In Japan, the festival is celebrated as Obon, and depending on which part of Japan you’re in, the date is either the fifteenth of July or August. Like the Chinese festival, Obon is all about the remembrance of ancestors too. The festival, however, is also famous for its colorful decorations and vibrant dances.

Over in Vietnam, the festival is known as Tết Trung Nguyên and is seen as a day to appease hungry spirits. Some Vietnamese will release birds and fishes to accumulate religious merits.

Lastly, other Indochina countries such as Thailand and Cambodia each have their own versions of the festival to appease/feed spirits that have returned to Earth.
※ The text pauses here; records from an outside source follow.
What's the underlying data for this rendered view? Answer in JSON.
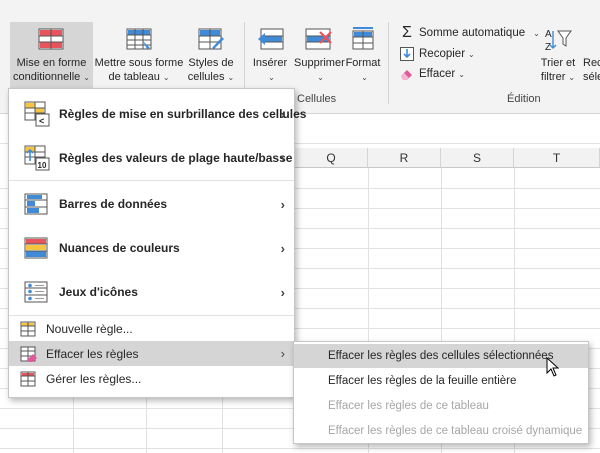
{
  "ribbon": {
    "conditional_formatting": {
      "line1": "Mise en forme",
      "line2": "conditionnelle"
    },
    "format_as_table": {
      "line1": "Mettre sous forme",
      "line2": "de tableau"
    },
    "cell_styles": {
      "line1": "Styles de",
      "line2": "cellules"
    },
    "insert": "Insérer",
    "delete": "Supprimer",
    "format": "Format",
    "cells_group": "Cellules",
    "autosum": "Somme automatique",
    "fill": "Recopier",
    "clear": "Effacer",
    "sort_filter": {
      "line1": "Trier et",
      "line2": "filtrer"
    },
    "find_partial": {
      "line1": "Rec",
      "line2": "sélec"
    },
    "editing_group": "Édition"
  },
  "sheet": {
    "columns": [
      "Q",
      "R",
      "S",
      "T"
    ]
  },
  "menu": {
    "items": [
      {
        "label": "Règles de mise en surbrillance des cellules",
        "icon": "highlight-rules-icon"
      },
      {
        "label": "Règles des valeurs de plage haute/basse",
        "icon": "top-bottom-rules-icon"
      },
      {
        "label": "Barres de données",
        "icon": "data-bars-icon"
      },
      {
        "label": "Nuances de couleurs",
        "icon": "color-scales-icon"
      },
      {
        "label": "Jeux d'icônes",
        "icon": "icon-sets-icon"
      }
    ],
    "new_rule": "Nouvelle règle...",
    "clear_rules": "Effacer les règles",
    "manage_rules": "Gérer les règles..."
  },
  "submenu": {
    "items": [
      {
        "label": "Effacer les règles  des cellules sélectionnées",
        "enabled": true
      },
      {
        "label": "Effacer les règles de la feuille entière",
        "enabled": true
      },
      {
        "label": "Effacer les règles de ce tableau",
        "enabled": false
      },
      {
        "label": "Effacer les règles  de ce tableau croisé dynamique",
        "enabled": false
      }
    ]
  },
  "colors": {
    "accent_blue": "#3f8bd8",
    "accent_red": "#e8545c",
    "accent_yellow": "#f5c542",
    "highlight": "#d5d5d5",
    "disabled_text": "#a6a6a6"
  }
}
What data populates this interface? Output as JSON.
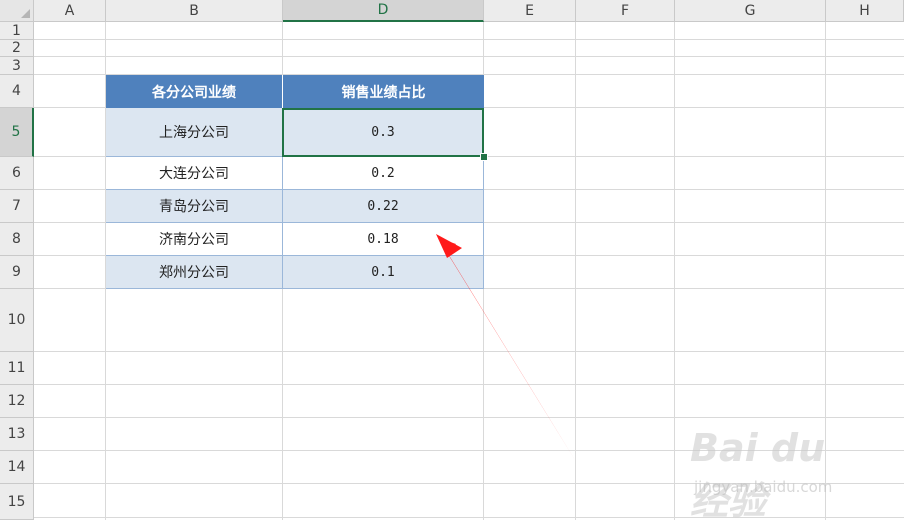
{
  "columns": [
    "A",
    "B",
    "D",
    "E",
    "F",
    "G",
    "H"
  ],
  "rows": [
    "1",
    "2",
    "3",
    "4",
    "5",
    "6",
    "7",
    "8",
    "9",
    "10",
    "11",
    "12",
    "13",
    "14",
    "15"
  ],
  "selected_column": "D",
  "selected_row": "5",
  "table": {
    "header": [
      "各分公司业绩",
      "销售业绩占比"
    ],
    "rows": [
      [
        "上海分公司",
        "0.3"
      ],
      [
        "大连分公司",
        "0.2"
      ],
      [
        "青岛分公司",
        "0.22"
      ],
      [
        "济南分公司",
        "0.18"
      ],
      [
        "郑州分公司",
        "0.1"
      ]
    ]
  },
  "colors": {
    "header_fill": "#4f81bd",
    "band_fill": "#dce6f1",
    "selection": "#217346",
    "arrow": "#ff1a1a"
  },
  "watermark": {
    "logo_text": "Bai du 经验",
    "site": "jingyan.baidu.com"
  }
}
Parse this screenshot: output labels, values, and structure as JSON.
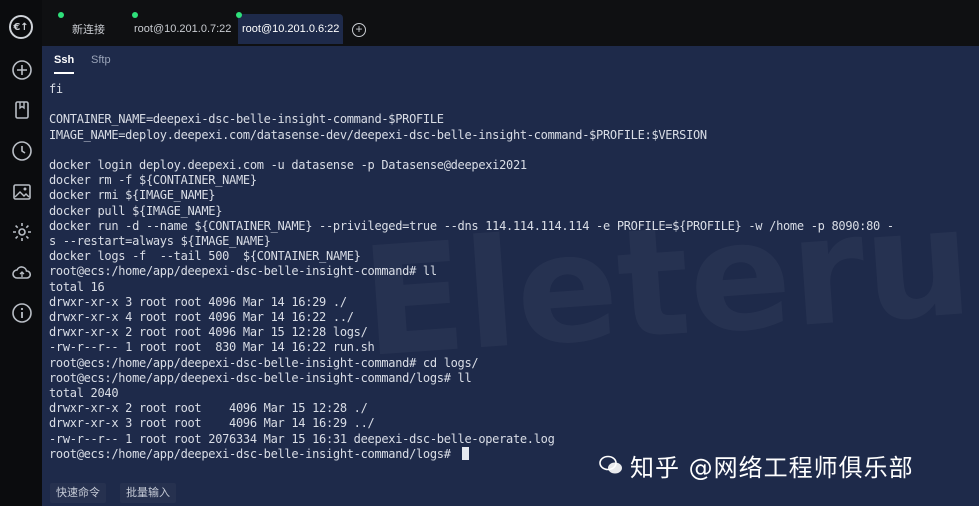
{
  "sidebar": {
    "logo": "€↑",
    "icons": [
      "plus-circle-icon",
      "bookmark-icon",
      "clock-icon",
      "image-icon",
      "gear-icon",
      "cloud-sync-icon",
      "info-icon"
    ]
  },
  "tabs": [
    {
      "label": "新连接",
      "active": false
    },
    {
      "label": "root@10.201.0.7:22",
      "active": false
    },
    {
      "label": "root@10.201.0.6:22",
      "active": true
    }
  ],
  "subtabs": {
    "ssh": "Ssh",
    "sftp": "Sftp"
  },
  "terminal_lines": [
    "fi",
    "",
    "CONTAINER_NAME=deepexi-dsc-belle-insight-command-$PROFILE",
    "IMAGE_NAME=deploy.deepexi.com/datasense-dev/deepexi-dsc-belle-insight-command-$PROFILE:$VERSION",
    "",
    "docker login deploy.deepexi.com -u datasense -p Datasense@deepexi2021",
    "docker rm -f ${CONTAINER_NAME}",
    "docker rmi ${IMAGE_NAME}",
    "docker pull ${IMAGE_NAME}",
    "docker run -d --name ${CONTAINER_NAME} --privileged=true --dns 114.114.114.114 -e PROFILE=${PROFILE} -w /home -p 8090:80 -",
    "s --restart=always ${IMAGE_NAME}",
    "docker logs -f  --tail 500  ${CONTAINER_NAME}",
    "root@ecs:/home/app/deepexi-dsc-belle-insight-command# ll",
    "total 16",
    "drwxr-xr-x 3 root root 4096 Mar 14 16:29 ./",
    "drwxr-xr-x 4 root root 4096 Mar 14 16:22 ../",
    "drwxr-xr-x 2 root root 4096 Mar 15 12:28 logs/",
    "-rw-r--r-- 1 root root  830 Mar 14 16:22 run.sh",
    "root@ecs:/home/app/deepexi-dsc-belle-insight-command# cd logs/",
    "root@ecs:/home/app/deepexi-dsc-belle-insight-command/logs# ll",
    "total 2040",
    "drwxr-xr-x 2 root root    4096 Mar 15 12:28 ./",
    "drwxr-xr-x 3 root root    4096 Mar 14 16:29 ../",
    "-rw-r--r-- 1 root root 2076334 Mar 15 16:31 deepexi-dsc-belle-operate.log",
    "root@ecs:/home/app/deepexi-dsc-belle-insight-command/logs# "
  ],
  "footer": {
    "quick_commands": "快速命令",
    "batch_input": "批量输入"
  },
  "watermark": {
    "background_text": "Eleteru",
    "brand_text": "知乎 @网络工程师俱乐部"
  },
  "colors": {
    "terminal_bg": "#1e2a4a",
    "app_bg": "#0f1012",
    "online_dot": "#2ee07a"
  }
}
However, in these countries, the festival takes place in September or October.

Depiction of the Chinese 24 Filial Exemplars. Such paintings are common in Chinese temples venerating gods of the underworld and the deceased.

Depiction of the Chinese 24 Filial Exemplars. Such paintings are common in Chinese temples venerating gods of the underworld and the deceased.

It’s All About Filial Piety and Charity

Regardless of origin story or local customs, the Chinese Ghost Festival is all about filial piety and charity.

Filial piety, or xiao (孝), is one of the most important virtues in Chinese culture. Not just for one’s parents but also for one’s ancestors. Likewise, being charitable to the forgotten, the helpless, and the desperate is considered morally superior.

With both virtues still greatly valued by Chinese worldwide, the “celebration” of the Ghost Festival is very likely to continue. The associated colorful customs and street performances will undoubtedly remain popular for a long time too.

Full Recording of a 2022 Getai Performance

Further Reading

What Are China's Horrific Ten Courts of Hell?
Like other cultures, the Chinese view Hell as a place of immense suffering. A ghastly place where sinful souls are tortured for sins committed when alive.

Chinese Gods of Hell – An Introduction and Listing
An introduction to the many gods and deities associated by the Chinese with hell.

References

  • Bloomfield, F. (1993). The Book of Chinese Beliefs. Ballantine Books. ISBN: 0345363590.
  • Sim, C. (2014, July 28). Zhong Yuan Jie (Hungry Ghost Festival). Infopedia. https://eresources.nlb.gov.sg/infopedia/articles/SIP_758_2004-12-16.html.
  • Encyclopedia.com. (2021, June 25). ." Encyclopedia of Buddhism. . Encyclopedia.com. 18 Jun. 2021 . Encyclopedia.com. https://www.encyclopedia.com/religion/encyclopedias-almanacs-transcripts-and-maps/ghost-festival.
  • Wikimedia Foundation. (2020, October 13). 中元節. Wikipedia. https://zh.wikipedia.org/wiki/%E4%B8%AD%E5%85%83%E7%AF%80. [In Chinese]
  • 中元节. 到百科首页. (n.d.). https://baike.baidu.com/item/%E4%B8%AD%E5%85%83%E8%8A%82/22411. [In Chinese]

© 2021 Ced Yong